Equally, those New Irish who returned to Celtic Tiger Ireland - for lifestyle reasons, to work, to raise their children here, to be close to aging parents - were unsettled by and unprepared for what they encountered. Ireland had become a place of arrivals with immigrants from many nations seeking the same chances they had sought in America. The 1980s Irish emigrants had to adjust to what it meant to be Irish in America, and now they had to do so, again, back home in Ireland.
I wanted to chart a story of this changed migration circuit, the end of Irish emigration to America as we have known it, and the emergence of extensive transnationalism. I wanted to document how people who were part of this unusual story made sense of and understood their experiences. They adapted in response to the changed circumstances and became active agents in a radically altered global environment, used technology to stay in touch in real time, and used dual Irish and US citizenship to aid their mobility.
It’s a different story now. I argue that the flow of Irish emigrants to America as we have known it is over and will never be again. Many 1980s migrants entered the US on visitors’ visas fully intending to work as undocumented, as Gerry had done. Once in the US, they catalyzed a political movement, the Irish Immigration Reform Movement (IIRM), to successfully reform US immigration in their favour. Both steps seem unimaginable now. Some programmes may facilitate short-term residency like J-1 student visas (in danger), H-1 work visas (under scrutiny) - but these, and even the terms of US visitor’s visas, are subject to change.
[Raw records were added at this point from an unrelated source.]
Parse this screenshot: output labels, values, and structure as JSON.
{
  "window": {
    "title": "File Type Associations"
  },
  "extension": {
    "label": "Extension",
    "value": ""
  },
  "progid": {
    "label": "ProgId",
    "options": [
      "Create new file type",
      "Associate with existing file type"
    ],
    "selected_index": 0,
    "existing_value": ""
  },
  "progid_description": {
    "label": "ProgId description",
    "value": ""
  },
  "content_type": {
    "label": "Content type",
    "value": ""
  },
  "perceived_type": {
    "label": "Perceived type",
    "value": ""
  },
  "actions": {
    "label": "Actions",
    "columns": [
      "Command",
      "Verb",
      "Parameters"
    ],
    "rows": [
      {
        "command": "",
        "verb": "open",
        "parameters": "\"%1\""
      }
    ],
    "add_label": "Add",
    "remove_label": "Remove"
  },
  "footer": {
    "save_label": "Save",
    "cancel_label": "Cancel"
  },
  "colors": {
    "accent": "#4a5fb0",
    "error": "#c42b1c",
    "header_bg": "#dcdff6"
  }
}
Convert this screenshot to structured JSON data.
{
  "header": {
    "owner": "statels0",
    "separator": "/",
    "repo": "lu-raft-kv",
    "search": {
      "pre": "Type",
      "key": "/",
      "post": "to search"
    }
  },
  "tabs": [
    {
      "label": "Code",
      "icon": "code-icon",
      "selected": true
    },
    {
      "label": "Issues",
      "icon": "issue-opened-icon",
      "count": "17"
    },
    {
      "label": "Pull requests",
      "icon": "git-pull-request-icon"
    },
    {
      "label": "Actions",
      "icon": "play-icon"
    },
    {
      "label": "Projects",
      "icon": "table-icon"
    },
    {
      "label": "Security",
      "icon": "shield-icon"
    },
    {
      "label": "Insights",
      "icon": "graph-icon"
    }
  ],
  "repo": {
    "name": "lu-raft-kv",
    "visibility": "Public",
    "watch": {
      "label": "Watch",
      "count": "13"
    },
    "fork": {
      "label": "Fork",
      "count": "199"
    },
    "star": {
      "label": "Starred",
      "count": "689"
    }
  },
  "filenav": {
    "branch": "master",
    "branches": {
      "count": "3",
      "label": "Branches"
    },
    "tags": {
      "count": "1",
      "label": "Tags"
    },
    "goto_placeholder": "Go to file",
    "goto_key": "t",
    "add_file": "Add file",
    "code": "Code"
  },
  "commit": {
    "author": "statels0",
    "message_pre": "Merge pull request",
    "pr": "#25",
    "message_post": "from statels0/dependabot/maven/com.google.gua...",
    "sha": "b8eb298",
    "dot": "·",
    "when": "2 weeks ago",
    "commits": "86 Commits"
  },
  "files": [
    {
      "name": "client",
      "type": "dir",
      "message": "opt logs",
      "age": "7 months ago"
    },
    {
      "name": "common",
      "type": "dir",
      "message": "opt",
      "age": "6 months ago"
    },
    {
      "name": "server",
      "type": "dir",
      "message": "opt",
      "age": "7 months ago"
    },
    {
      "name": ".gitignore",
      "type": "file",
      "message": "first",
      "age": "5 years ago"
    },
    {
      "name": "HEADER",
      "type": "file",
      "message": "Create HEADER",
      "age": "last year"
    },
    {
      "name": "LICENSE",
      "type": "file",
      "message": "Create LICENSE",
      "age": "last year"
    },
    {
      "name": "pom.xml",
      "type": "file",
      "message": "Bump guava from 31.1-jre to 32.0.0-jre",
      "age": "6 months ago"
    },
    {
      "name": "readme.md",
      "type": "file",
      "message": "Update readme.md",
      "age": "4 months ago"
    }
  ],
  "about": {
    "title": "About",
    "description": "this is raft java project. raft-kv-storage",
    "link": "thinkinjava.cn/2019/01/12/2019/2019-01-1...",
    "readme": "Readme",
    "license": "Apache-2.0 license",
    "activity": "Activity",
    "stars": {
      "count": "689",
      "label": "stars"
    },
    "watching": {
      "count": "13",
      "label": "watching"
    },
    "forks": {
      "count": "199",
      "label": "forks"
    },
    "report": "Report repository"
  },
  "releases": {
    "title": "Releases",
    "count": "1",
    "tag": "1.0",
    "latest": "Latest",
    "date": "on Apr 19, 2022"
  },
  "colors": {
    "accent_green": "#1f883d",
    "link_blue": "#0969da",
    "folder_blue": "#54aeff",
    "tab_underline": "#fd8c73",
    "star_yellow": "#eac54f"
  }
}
The undocumented Irish, estimated to number somewhere between 10,000 to 50,000 out of 11.5 million undocumented in total, will not be given any special deal in a Trump’s America. With a diminishing presence of the Irish in America (32.7 million claimed Irish heritage in 2015, down from 33 million), I believe there is neither the political capital nor will to replicate the immigration reforms of the 1990s.
In addition, future Irish-born migrants to America will reflect the rich diversity of Irish society, where “foreign nationals” from 200 different countries comprise over a half million of the Republic’s 4.6 million. What it means to be Irish “here and there” has become even more complicated.
People like Gerry and the other Irish-born migrants in my book, Irish Transatlantics, 1980-2015, lived at a time when humans transformed the way we interact with one another across distance. There was no compass to guide them, to help them decide what to do, where to live, how to support one another, how to establish new ways of being linked to people and processes in Ireland and America, to navigate a world radically altered by the possibilities of transatlantic connections.
Irish transatlantics were Ireland’s first transnational pioneers whose experience may be valuable to the global Irish living lives across the new long-distance circuits between Ireland, Canada and Australia.
Íde B. O’Carroll is a social researcher and writer who lives in Amherst, Massachusetts (www.ocainternational.com). Visiting Scholar at Ireland House, NYU from 2013-2017, she currently teaches at UMass Amherst. Irish Transatlantics, 1980-2015 published by Cork University Press, 2018 can be purchased on Amazon.